Lately I have been reading a lot of stories about weight loss journeys. Not just the “I lost a lot of weight” stories, but the “when did the ‘incorrect eating’ start” stories.
I guess I have always been intrigued by women who can buy a box of candy and not eat the whole thing, like actually eat one piece a day. I mean the type of women who enjoy their one piece of candy and go about their day not thinking about that box of candy obsessively until ultimately giving in and eating the entire said box of candy.
It is also intriguing to me when this unhealthy relationship with food begins with women. Some never develop one, for others it seems to always have been there, and then many can pin point a certain event or time period when it started (many in the tween to teenage years).
I have not done any scientific studies on when an unhealthy food relationship starts, I am simply going off of stories I have read that women have shared, my own story and, yes, the many I have heard from my real life friends.
So, with all that said, I have really been thinking lately about when I started to think about food in terms of: food will make me fit and feel good, or fat and feel bad. On the real, that’s how I think — food is my fuel, but also, in the back of my mind, I know it will/can also make me fat.
The answer, for me at least, is I do not know exactly. I do know I spent my early childhood in Alabama and I never once remember thinking I was overweight or chunky. But, alas, looking back at some pictures I can now say that was the case at times. I really feel lucky that at the time I did not know this, this was not the focus of my growing up.
I have to give credit my mom with this non-weight obsessed early life I had. I credit her with building up my self-esteem and not ever making me feel less than amazing. She did this in the so non-traditional southern mom way.
She told me I was pretty, and showed me how to curl my hair, and taught me that one coat of mascara was never enough. She bought me pearls and heels and dresses and taught me to always wear a good bra.
But she also taught me how to throw a softball (I had the injury upside my head as proof of that). She taught me to play Spades and spoons and 21 and how to excel in Scattegories. She always had books in the house to read. She showed me how to throw my hip into people while playing basketball.
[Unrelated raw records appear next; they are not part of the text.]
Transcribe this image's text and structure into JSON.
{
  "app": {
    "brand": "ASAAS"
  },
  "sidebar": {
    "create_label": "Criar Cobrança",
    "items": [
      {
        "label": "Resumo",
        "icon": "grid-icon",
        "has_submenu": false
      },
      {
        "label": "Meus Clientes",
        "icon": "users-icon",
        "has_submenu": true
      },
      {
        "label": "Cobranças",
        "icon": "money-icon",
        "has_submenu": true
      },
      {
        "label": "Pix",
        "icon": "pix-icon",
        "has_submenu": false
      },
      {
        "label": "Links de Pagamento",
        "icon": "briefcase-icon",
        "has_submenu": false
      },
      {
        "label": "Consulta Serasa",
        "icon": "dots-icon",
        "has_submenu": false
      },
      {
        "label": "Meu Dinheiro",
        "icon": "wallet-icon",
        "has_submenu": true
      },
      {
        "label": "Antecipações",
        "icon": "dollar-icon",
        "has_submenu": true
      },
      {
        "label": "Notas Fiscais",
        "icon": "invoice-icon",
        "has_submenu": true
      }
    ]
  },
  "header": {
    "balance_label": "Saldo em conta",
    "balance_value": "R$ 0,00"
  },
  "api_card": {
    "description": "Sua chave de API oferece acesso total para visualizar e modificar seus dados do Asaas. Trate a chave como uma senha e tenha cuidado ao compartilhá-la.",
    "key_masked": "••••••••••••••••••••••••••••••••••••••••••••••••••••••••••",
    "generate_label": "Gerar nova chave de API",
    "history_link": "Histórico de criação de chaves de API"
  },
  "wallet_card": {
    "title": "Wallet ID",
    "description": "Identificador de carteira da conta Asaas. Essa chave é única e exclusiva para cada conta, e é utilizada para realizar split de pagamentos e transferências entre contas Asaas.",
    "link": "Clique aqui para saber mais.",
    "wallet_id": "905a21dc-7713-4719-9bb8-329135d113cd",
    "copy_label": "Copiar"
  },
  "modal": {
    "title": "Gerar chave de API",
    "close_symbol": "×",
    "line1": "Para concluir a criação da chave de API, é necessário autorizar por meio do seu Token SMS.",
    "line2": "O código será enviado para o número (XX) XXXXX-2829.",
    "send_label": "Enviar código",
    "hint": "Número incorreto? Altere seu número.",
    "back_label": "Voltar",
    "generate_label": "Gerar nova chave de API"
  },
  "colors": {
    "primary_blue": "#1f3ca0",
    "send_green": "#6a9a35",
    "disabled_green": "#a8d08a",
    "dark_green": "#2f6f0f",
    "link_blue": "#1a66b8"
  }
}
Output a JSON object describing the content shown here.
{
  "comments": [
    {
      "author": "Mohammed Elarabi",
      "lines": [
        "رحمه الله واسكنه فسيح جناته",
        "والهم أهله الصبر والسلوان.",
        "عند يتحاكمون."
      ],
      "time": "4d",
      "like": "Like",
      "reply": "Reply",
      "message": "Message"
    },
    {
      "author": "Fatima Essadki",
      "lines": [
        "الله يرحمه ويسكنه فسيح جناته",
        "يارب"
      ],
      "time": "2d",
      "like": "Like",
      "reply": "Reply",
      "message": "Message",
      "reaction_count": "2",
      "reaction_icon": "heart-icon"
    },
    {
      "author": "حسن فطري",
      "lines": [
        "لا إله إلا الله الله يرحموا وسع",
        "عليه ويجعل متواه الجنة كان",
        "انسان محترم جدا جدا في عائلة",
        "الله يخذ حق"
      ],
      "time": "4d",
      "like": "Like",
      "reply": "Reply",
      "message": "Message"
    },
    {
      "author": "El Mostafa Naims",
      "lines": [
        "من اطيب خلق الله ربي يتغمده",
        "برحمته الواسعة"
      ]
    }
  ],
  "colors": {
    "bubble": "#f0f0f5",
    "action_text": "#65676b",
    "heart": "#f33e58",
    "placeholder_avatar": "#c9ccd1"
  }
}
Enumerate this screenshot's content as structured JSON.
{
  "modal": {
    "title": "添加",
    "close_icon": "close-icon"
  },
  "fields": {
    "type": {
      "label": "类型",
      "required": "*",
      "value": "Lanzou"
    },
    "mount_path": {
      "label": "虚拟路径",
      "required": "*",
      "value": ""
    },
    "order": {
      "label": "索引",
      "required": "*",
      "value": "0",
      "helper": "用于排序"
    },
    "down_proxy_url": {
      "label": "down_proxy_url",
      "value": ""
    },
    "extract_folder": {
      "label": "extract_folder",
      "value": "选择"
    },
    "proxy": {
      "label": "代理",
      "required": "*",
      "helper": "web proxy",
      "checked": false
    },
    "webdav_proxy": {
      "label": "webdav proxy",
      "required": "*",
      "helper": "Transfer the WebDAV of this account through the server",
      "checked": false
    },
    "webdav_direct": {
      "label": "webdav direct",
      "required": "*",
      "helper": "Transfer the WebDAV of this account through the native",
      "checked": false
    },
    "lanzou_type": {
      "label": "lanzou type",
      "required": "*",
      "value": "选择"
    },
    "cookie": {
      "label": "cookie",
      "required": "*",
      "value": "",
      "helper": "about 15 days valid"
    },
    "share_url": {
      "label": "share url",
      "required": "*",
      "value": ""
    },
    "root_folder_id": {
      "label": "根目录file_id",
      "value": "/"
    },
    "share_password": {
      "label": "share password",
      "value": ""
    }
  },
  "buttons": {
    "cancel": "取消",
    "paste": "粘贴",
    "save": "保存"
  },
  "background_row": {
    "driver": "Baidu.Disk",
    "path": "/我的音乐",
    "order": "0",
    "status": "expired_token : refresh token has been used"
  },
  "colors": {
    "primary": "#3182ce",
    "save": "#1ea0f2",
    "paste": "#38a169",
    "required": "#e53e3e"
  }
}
She showed me how to be quick witted but also how saying nothing at all is just as powerful.
I was not only allowed, but encouraged to pursue my interest in science, while also acquiring all the Barbies I possibly could. Even today her compassion and willingness to do for those she loves is something I admire and strive to have. She has taught me the grace of forgiveness while also having the strength to move on from toxic relationships. All these things and more as a girl growing up made me so sure of myself. I did not realize weight or even my weight was supposed to be an issue.
I realize now weight was not an issue in our house because it truly was not one.
I remember one time at a party in middle school the girls asking what size pants everyone wore. I literally had no idea what size mine were. I later asked my mom and her response was: the size that fits you.
That was that. Not a number or a number I should strive to be– just the size that fits you. Not until much later in my teen years did I realize those numbers in your pants were, for some reason, super important and must completely be tied to my self worth.
Whatever crazy issues I may or may not have had, or currently have with food, I can say it did not come from mom. For that I am so grateful. So, thanks mom. Thanks for always having a home where I could escape crazy girl world full of airbrushed models and fad diets and “friends” who call you fat. Thank you for allowing my childhood and teen years to not be about food and diets and pants sizes.
Someone once thought aloud to me that maybe had my mom pointed out when I was chunky, I would have learned how to control my eating, thus having a better relationship with food.
Well, who really knows? I know I had other people in family who at times made it clear to me that I could have been smaller. So I am going to guess: no, it would not have helped me. I am going to guess it would have taken away that care free confidence I had when I was younger. So, again, thanks mom.
Don’t worry mom, we can talk later about how not having that leather jacket in middle school set me up for disaster (I kid, that was not what set me up for disaster). It was the… well, we can leave that for another time.